The future of Nokia has been the subject of hot debate. The company has valuable assets such as its valuable patent portfolio, royalties from Apple from every iPhone sold, ownership of Navteq, which makes it possible to use its smartphones as a navigational aid for vehicles, distinctive advances in cell phone camera technology, a partnership with Siemens AG (SI) in its networks business (currently leaking cash), and a distinctive brand name that is known worldwide and associated with quality phone hardware.
But from the investors point of view, it all seems to come down to whether the Microsoft Windows ecosystem for mobile devices takes off as an alternative to Apple's iOS and Google's (GOOG) Android. Betting against the might of Microsoft is a risky proposition, but there is no guarantee of success either.
Windows 8 is expected to launch in late 2012 and will include mobile touch screen versions for phones and tablet computers. Nokia is expected to release a Windows 8 tablet computer as well as a range of phones in time for the winter holiday season of 2012.
If Nokia can ride this wave well enough to make up for the losses in the declining parts of the business, then it might see the company return to a healthy profit, though it is hard to see the company returning to its former spot as #1 cell phone maker.
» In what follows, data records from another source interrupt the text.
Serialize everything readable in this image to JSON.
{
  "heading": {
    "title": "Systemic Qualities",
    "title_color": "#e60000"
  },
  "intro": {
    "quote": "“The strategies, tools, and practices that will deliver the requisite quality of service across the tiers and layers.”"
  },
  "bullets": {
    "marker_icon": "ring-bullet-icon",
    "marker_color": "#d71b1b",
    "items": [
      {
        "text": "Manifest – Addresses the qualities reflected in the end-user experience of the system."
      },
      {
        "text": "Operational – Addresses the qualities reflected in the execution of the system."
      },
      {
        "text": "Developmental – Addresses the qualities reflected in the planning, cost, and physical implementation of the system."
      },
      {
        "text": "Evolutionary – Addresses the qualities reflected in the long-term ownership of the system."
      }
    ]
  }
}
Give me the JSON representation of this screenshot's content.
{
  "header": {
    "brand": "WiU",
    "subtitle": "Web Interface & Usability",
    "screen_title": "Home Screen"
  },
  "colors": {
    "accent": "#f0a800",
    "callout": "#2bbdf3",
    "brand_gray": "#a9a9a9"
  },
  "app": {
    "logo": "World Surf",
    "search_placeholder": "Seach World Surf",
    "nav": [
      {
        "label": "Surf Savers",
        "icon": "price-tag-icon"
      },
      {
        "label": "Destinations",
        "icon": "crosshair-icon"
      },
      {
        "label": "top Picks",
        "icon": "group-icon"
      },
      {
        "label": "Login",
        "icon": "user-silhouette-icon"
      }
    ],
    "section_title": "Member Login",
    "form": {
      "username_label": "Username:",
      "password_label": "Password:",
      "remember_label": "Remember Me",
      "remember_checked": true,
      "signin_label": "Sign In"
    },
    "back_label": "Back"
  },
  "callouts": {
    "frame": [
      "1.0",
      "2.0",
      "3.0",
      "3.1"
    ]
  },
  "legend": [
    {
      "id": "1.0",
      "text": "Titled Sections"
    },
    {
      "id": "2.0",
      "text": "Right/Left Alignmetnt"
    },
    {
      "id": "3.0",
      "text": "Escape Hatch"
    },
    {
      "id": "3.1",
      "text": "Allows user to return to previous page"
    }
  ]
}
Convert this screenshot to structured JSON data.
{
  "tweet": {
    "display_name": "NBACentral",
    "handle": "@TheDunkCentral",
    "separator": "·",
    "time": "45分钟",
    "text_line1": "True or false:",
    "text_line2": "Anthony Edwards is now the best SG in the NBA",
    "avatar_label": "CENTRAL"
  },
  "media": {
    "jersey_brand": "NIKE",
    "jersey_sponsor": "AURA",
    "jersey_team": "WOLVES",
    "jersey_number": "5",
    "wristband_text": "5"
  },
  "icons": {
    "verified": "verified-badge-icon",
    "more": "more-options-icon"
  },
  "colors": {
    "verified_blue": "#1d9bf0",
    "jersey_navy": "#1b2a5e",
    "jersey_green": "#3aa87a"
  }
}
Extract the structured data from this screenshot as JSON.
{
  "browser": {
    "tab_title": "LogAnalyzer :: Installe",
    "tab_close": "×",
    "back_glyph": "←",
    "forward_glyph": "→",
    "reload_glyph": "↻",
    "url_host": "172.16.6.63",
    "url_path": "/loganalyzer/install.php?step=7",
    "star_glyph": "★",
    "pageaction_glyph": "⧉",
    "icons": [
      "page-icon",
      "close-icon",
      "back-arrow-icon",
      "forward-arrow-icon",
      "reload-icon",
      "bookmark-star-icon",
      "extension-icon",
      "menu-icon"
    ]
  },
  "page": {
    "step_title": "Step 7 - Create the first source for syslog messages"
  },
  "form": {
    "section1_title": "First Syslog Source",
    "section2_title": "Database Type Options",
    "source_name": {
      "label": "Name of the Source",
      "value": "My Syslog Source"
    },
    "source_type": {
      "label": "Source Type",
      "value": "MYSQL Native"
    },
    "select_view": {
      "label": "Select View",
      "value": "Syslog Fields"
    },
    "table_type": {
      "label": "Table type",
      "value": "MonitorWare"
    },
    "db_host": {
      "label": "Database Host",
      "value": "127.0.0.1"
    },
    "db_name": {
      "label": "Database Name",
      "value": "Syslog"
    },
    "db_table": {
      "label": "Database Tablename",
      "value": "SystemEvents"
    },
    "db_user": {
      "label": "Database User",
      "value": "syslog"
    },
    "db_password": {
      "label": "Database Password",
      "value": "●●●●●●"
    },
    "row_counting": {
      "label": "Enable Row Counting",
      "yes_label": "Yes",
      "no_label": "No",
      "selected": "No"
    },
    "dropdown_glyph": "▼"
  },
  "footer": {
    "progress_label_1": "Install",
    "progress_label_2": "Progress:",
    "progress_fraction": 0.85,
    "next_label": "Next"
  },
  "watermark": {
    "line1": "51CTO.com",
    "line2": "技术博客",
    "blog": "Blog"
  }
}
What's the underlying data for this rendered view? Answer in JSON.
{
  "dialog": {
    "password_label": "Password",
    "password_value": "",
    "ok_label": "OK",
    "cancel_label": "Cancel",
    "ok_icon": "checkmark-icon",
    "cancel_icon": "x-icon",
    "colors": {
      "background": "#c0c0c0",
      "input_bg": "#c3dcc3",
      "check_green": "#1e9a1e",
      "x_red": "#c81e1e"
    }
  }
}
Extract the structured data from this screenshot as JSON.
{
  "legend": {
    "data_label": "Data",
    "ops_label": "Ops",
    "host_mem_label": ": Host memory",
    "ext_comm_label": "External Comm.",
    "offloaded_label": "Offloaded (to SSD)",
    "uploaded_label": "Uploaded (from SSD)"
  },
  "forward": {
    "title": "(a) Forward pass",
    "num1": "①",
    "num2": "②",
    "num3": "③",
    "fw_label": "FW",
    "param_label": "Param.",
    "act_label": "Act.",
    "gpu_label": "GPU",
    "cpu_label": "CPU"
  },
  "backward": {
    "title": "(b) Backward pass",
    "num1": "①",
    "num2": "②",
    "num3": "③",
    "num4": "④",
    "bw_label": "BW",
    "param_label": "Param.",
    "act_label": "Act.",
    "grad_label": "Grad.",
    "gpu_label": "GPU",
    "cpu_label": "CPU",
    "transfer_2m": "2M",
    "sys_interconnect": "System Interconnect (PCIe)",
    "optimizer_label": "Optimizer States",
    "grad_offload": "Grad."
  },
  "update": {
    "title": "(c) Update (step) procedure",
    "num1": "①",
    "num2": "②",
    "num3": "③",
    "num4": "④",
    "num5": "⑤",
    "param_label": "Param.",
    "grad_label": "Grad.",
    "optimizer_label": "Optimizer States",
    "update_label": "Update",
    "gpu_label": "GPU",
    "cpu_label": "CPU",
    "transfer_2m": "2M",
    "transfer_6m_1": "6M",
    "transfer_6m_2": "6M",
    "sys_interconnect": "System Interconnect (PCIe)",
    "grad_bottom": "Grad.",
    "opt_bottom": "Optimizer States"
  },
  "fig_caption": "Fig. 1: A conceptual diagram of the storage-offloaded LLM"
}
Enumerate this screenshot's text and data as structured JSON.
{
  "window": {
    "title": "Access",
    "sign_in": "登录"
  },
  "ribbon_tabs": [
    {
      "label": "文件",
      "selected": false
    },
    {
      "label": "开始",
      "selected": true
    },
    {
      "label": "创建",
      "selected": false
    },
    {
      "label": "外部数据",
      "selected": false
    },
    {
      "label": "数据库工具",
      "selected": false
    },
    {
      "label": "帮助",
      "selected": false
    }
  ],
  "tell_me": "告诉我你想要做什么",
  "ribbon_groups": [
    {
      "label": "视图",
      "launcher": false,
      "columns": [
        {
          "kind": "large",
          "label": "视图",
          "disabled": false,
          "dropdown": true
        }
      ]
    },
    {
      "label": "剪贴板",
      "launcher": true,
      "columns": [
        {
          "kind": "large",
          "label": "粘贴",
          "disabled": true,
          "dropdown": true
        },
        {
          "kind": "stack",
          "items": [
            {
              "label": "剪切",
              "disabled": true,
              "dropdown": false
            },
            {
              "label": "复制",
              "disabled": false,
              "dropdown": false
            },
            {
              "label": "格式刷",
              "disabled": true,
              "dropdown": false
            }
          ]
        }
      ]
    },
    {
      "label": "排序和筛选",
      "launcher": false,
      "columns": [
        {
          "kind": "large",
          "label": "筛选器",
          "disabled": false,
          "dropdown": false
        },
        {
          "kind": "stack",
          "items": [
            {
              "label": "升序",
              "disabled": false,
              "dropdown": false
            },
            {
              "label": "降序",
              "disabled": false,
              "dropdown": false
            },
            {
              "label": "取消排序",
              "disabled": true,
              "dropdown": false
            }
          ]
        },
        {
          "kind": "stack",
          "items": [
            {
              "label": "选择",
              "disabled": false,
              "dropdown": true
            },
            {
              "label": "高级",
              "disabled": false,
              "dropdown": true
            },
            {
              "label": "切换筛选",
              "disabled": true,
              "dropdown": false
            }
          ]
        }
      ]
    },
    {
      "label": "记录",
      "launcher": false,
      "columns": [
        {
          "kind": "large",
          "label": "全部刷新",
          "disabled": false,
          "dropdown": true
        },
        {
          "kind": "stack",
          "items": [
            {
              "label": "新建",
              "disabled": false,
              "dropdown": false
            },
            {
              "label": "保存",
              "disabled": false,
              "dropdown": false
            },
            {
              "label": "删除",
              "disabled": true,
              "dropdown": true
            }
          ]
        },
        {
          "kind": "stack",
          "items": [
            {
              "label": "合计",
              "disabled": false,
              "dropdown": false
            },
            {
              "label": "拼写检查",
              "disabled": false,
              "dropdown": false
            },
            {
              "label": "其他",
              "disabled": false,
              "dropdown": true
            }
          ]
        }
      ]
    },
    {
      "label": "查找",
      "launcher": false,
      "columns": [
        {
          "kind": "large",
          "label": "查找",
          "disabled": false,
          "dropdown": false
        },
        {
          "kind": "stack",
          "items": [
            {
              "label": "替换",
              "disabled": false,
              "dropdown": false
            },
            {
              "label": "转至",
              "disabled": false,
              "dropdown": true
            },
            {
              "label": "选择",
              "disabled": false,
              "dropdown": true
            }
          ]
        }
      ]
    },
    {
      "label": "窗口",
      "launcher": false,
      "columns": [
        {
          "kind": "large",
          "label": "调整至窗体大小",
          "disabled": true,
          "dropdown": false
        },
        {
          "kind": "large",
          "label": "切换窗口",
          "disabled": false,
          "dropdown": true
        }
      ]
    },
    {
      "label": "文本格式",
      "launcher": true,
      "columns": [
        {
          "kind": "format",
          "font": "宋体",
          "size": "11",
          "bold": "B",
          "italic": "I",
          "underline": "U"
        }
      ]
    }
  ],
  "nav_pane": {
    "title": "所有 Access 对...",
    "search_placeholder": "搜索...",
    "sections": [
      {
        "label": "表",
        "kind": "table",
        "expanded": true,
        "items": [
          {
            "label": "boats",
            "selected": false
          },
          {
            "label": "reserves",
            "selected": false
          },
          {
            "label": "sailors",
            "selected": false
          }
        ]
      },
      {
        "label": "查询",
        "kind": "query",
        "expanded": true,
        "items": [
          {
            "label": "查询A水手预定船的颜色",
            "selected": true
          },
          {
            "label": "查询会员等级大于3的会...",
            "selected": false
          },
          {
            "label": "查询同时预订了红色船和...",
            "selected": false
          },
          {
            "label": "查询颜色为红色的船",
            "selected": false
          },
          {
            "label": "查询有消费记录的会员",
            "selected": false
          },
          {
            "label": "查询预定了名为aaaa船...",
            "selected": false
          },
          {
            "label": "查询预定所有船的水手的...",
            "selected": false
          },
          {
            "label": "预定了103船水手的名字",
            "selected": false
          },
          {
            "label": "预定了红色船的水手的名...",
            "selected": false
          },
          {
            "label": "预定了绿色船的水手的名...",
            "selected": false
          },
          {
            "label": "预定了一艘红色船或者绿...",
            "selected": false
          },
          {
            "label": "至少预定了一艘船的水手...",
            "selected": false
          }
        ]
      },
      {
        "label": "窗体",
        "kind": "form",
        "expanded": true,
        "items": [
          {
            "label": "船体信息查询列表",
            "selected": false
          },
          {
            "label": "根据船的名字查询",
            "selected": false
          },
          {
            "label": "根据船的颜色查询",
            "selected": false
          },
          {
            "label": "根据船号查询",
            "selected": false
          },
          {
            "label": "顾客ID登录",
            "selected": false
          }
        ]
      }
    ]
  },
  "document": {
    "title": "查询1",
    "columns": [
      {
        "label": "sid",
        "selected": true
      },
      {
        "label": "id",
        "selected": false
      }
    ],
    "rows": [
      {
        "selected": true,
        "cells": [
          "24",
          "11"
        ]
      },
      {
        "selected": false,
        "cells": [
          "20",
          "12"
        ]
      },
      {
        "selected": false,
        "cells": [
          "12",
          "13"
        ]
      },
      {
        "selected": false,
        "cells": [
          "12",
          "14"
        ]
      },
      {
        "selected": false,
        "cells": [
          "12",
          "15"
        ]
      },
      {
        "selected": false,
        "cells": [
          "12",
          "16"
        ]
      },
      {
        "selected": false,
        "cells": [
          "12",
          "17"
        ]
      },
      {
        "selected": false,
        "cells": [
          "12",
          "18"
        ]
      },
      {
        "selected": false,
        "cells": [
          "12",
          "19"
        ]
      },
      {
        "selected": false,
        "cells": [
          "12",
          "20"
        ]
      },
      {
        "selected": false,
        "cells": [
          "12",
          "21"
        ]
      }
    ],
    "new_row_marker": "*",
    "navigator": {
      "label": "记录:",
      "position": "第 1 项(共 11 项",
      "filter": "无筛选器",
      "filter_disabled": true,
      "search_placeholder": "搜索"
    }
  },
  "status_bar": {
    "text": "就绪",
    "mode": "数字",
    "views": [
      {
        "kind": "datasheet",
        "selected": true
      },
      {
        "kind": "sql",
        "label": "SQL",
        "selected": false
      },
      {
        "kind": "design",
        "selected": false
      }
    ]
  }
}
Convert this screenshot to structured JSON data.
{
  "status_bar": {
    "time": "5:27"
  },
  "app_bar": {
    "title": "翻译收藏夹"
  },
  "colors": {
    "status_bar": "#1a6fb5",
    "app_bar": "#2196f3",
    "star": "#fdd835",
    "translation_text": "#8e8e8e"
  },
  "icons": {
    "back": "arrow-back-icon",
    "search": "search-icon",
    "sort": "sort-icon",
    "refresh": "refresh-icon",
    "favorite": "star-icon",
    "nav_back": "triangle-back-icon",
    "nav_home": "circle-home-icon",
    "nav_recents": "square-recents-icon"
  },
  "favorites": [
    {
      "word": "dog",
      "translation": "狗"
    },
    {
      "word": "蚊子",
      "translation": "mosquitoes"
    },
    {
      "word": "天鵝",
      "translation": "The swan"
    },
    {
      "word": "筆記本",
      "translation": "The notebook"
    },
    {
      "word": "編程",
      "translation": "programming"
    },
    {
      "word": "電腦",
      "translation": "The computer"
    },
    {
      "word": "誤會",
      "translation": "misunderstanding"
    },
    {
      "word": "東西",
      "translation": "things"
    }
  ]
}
My own perspective is that the huge profits that have been made by Apple and Samsung so far in the short career of the smartphone (or hand-held computer as we should probably call it) may only be the start of mobile computing. We are perhaps in the same position as the automobile industry in 1908, when Henry Ford introduced the Model T. At that time it would have been difficult to anticipate the scale of the automobile industry in the years to come. The Interstate road system was only started in 1956, 48 years after the Model T. The information superhighway of today will probably look very primitive from the perspective of a few years down the road, so there is probably room for a third operating system for mobile devices.
Like the introduction of New Coke, the study of Elop's Burning Platform memo and the ecosystem strategy will probably become a business school case study of the future. Was this a classic case of the Osborne Effect, when a company announces future products with the unexpected effect that this guts sales of current products, or was Elop's hand forced by the release of the Burning Platform memo? Was it better to be honest and announce the Microsoft partnership early, or to shock the world when the announcement came later?
Either this was a classic stroke of business genius, or one of the worst blunders in business history. Or, alternatively, perhaps it was just a case of making the best of an impossible situation. At this point in time, all three theories have some support and we will just have to wait to see how business history reveals itself.
It seems likely that, regardless of the success of Elop's strategy, for a few months it will be possible to buy NOK very cheaply relative to the book value of the company, currently shown by Finviz as $4.20 per share. The stock is currently trading around $3.67 and the ex-dividend date for the 25 cents 2011 annual dividend is in the first week of May. The stock may go lower when it goes ex-dividend.
The January 2014 $3.50 calls are currently selling for $1.09, and the bid for the January 2014 $5.5 calls is 50 cents, so you would only pay 59 cents per share for the bull call spread for a shot at $2 by January 2014, breaking even at $4.09. Worst case you would lose 59 cents per share, but it could be a big winner.
Disclaimer: I am not an investment professional and the contents of this article should be taken as purely intended for discussion and not as an investment recommendation.